## What the exercise asks
Nothing but an exact reprint of the records is to be returned.

## Information supplied
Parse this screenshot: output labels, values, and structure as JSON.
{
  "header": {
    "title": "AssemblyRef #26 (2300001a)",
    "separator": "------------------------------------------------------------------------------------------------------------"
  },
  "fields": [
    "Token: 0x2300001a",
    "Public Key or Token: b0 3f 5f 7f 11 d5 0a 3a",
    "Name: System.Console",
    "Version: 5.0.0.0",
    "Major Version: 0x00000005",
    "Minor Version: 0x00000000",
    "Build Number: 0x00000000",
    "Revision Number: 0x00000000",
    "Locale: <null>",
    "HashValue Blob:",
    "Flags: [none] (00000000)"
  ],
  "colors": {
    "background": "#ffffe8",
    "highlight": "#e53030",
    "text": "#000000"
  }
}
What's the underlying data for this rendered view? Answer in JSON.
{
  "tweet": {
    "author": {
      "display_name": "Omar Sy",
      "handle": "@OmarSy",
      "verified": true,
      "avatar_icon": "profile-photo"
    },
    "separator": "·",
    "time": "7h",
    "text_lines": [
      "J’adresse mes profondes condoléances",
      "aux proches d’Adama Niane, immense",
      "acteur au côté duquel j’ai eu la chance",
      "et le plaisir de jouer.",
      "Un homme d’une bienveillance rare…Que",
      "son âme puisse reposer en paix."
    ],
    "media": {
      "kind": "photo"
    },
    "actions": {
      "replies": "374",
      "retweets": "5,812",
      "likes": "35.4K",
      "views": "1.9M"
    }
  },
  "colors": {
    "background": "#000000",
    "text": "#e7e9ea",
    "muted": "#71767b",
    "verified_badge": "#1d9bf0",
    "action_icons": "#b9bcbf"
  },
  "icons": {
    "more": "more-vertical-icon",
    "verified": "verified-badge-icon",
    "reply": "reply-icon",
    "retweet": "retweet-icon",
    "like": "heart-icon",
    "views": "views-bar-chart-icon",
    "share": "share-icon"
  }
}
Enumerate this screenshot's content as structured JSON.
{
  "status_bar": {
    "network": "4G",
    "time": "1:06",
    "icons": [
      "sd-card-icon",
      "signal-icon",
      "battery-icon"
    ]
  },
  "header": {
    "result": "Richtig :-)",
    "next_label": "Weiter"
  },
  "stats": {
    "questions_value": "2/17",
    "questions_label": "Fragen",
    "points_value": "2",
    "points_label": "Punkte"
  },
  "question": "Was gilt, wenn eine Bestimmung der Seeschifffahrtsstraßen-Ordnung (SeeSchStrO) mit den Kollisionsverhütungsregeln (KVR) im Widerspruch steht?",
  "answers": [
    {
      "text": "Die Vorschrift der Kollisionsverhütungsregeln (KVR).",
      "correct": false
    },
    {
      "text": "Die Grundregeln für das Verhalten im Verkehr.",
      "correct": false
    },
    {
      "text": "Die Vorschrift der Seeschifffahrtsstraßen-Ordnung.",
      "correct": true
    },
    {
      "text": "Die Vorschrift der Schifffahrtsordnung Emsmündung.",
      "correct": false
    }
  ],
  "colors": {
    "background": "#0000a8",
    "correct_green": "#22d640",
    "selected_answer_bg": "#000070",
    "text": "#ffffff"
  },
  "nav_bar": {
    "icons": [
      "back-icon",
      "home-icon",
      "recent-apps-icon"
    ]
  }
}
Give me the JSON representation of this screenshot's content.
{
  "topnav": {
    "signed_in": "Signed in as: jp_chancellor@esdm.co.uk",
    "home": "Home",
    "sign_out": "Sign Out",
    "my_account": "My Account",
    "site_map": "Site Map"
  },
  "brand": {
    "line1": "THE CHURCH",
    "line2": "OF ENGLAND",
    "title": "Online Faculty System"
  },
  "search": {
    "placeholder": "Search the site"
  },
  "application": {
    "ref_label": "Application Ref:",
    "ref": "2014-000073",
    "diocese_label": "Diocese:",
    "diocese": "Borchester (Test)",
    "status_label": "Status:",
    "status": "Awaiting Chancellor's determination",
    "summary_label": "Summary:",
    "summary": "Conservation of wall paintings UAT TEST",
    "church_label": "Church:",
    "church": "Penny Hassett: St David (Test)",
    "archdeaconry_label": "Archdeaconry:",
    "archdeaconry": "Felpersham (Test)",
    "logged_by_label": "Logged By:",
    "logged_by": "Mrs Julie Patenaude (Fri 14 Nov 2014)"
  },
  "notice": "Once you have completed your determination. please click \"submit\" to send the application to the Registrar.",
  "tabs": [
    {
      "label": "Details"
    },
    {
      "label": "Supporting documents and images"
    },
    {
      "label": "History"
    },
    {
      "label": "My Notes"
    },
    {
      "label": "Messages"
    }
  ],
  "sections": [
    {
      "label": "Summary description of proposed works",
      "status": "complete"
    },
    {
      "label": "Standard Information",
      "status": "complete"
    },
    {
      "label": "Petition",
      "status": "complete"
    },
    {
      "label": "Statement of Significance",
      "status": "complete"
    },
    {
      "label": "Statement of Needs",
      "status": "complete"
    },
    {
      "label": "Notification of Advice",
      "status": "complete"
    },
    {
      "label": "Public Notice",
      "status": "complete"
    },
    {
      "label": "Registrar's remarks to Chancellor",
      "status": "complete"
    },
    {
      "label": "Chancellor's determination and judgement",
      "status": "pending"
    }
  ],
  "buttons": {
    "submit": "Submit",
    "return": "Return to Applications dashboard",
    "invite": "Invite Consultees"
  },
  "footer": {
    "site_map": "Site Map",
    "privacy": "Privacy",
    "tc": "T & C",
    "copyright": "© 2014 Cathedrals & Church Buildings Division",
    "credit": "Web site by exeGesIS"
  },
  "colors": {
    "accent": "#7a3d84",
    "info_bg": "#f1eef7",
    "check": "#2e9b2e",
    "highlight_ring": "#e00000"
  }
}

## Response to the task
Parse this screenshot: output labels, values, and structure as JSON.
{
  "header": {
    "title": "AssemblyRef #26 (2300001a)",
    "separator": "------------------------------------------------------------------------------------------------------------"
  },
  "fields": [
    "Token: 0x2300001a",
    "Public Key or Token: b0 3f 5f 7f 11 d5 0a 3a",
    "Name: System.Console",
    "Version: 5.0.0.0",
    "Major Version: 0x00000005",
    "Minor Version: 0x00000000",
    "Build Number: 0x00000000",
    "Revision Number: 0x00000000",
    "Locale: <null>",
    "HashValue Blob:",
    "Flags: [none] (00000000)"
  ],
  "colors": {
    "background": "#ffffe8",
    "highlight": "#e53030",
    "text": "#000000"
  }
}
What's the underlying data for this rendered view? Answer in JSON.
{
  "tweet": {
    "author": {
      "display_name": "Omar Sy",
      "handle": "@OmarSy",
      "verified": true,
      "avatar_icon": "profile-photo"
    },
    "separator": "·",
    "time": "7h",
    "text_lines": [
      "J’adresse mes profondes condoléances",
      "aux proches d’Adama Niane, immense",
      "acteur au côté duquel j’ai eu la chance",
      "et le plaisir de jouer.",
      "Un homme d’une bienveillance rare…Que",
      "son âme puisse reposer en paix."
    ],
    "media": {
      "kind": "photo"
    },
    "actions": {
      "replies": "374",
      "retweets": "5,812",
      "likes": "35.4K",
      "views": "1.9M"
    }
  },
  "colors": {
    "background": "#000000",
    "text": "#e7e9ea",
    "muted": "#71767b",
    "verified_badge": "#1d9bf0",
    "action_icons": "#b9bcbf"
  },
  "icons": {
    "more": "more-vertical-icon",
    "verified": "verified-badge-icon",
    "reply": "reply-icon",
    "retweet": "retweet-icon",
    "like": "heart-icon",
    "views": "views-bar-chart-icon",
    "share": "share-icon"
  }
}
Enumerate this screenshot's content as structured JSON.
{
  "status_bar": {
    "network": "4G",
    "time": "1:06",
    "icons": [
      "sd-card-icon",
      "signal-icon",
      "battery-icon"
    ]
  },
  "header": {
    "result": "Richtig :-)",
    "next_label": "Weiter"
  },
  "stats": {
    "questions_value": "2/17",
    "questions_label": "Fragen",
    "points_value": "2",
    "points_label": "Punkte"
  },
  "question": "Was gilt, wenn eine Bestimmung der Seeschifffahrtsstraßen-Ordnung (SeeSchStrO) mit den Kollisionsverhütungsregeln (KVR) im Widerspruch steht?",
  "answers": [
    {
      "text": "Die Vorschrift der Kollisionsverhütungsregeln (KVR).",
      "correct": false
    },
    {
      "text": "Die Grundregeln für das Verhalten im Verkehr.",
      "correct": false
    },
    {
      "text": "Die Vorschrift der Seeschifffahrtsstraßen-Ordnung.",
      "correct": true
    },
    {
      "text": "Die Vorschrift der Schifffahrtsordnung Emsmündung.",
      "correct": false
    }
  ],
  "colors": {
    "background": "#0000a8",
    "correct_green": "#22d640",
    "selected_answer_bg": "#000070",
    "text": "#ffffff"
  },
  "nav_bar": {
    "icons": [
      "back-icon",
      "home-icon",
      "recent-apps-icon"
    ]
  }
}
Give me the JSON representation of this screenshot's content.
{
  "topnav": {
    "signed_in": "Signed in as: jp_chancellor@esdm.co.uk",
    "home": "Home",
    "sign_out": "Sign Out",
    "my_account": "My Account",
    "site_map": "Site Map"
  },
  "brand": {
    "line1": "THE CHURCH",
    "line2": "OF ENGLAND",
    "title": "Online Faculty System"
  },
  "search": {
    "placeholder": "Search the site"
  },
  "application": {
    "ref_label": "Application Ref:",
    "ref": "2014-000073",
    "diocese_label": "Diocese:",
    "diocese": "Borchester (Test)",
    "status_label": "Status:",
    "status": "Awaiting Chancellor's determination",
    "summary_label": "Summary:",
    "summary": "Conservation of wall paintings UAT TEST",
    "church_label": "Church:",
    "church": "Penny Hassett: St David (Test)",
    "archdeaconry_label": "Archdeaconry:",
    "archdeaconry": "Felpersham (Test)",
    "logged_by_label": "Logged By:",
    "logged_by": "Mrs Julie Patenaude (Fri 14 Nov 2014)"
  },
  "notice": "Once you have completed your determination. please click \"submit\" to send the application to the Registrar.",
  "tabs": [
    {
      "label": "Details"
    },
    {
      "label": "Supporting documents and images"
    },
    {
      "label": "History"
    },
    {
      "label": "My Notes"
    },
    {
      "label": "Messages"
    }
  ],
  "sections": [
    {
      "label": "Summary description of proposed works",
      "status": "complete"
    },
    {
      "label": "Standard Information",
      "status": "complete"
    },
    {
      "label": "Petition",
      "status": "complete"
    },
    {
      "label": "Statement of Significance",
      "status": "complete"
    },
    {
      "label": "Statement of Needs",
      "status": "complete"
    },
    {
      "label": "Notification of Advice",
      "status": "complete"
    },
    {
      "label": "Public Notice",
      "status": "complete"
    },
    {
      "label": "Registrar's remarks to Chancellor",
      "status": "complete"
    },
    {
      "label": "Chancellor's determination and judgement",
      "status": "pending"
    }
  ],
  "buttons": {
    "submit": "Submit",
    "return": "Return to Applications dashboard",
    "invite": "Invite Consultees"
  },
  "footer": {
    "site_map": "Site Map",
    "privacy": "Privacy",
    "tc": "T & C",
    "copyright": "© 2014 Cathedrals & Church Buildings Division",
    "credit": "Web site by exeGesIS"
  },
  "colors": {
    "accent": "#7a3d84",
    "info_bg": "#f1eef7",
    "check": "#2e9b2e",
    "highlight_ring": "#e00000"
  }
}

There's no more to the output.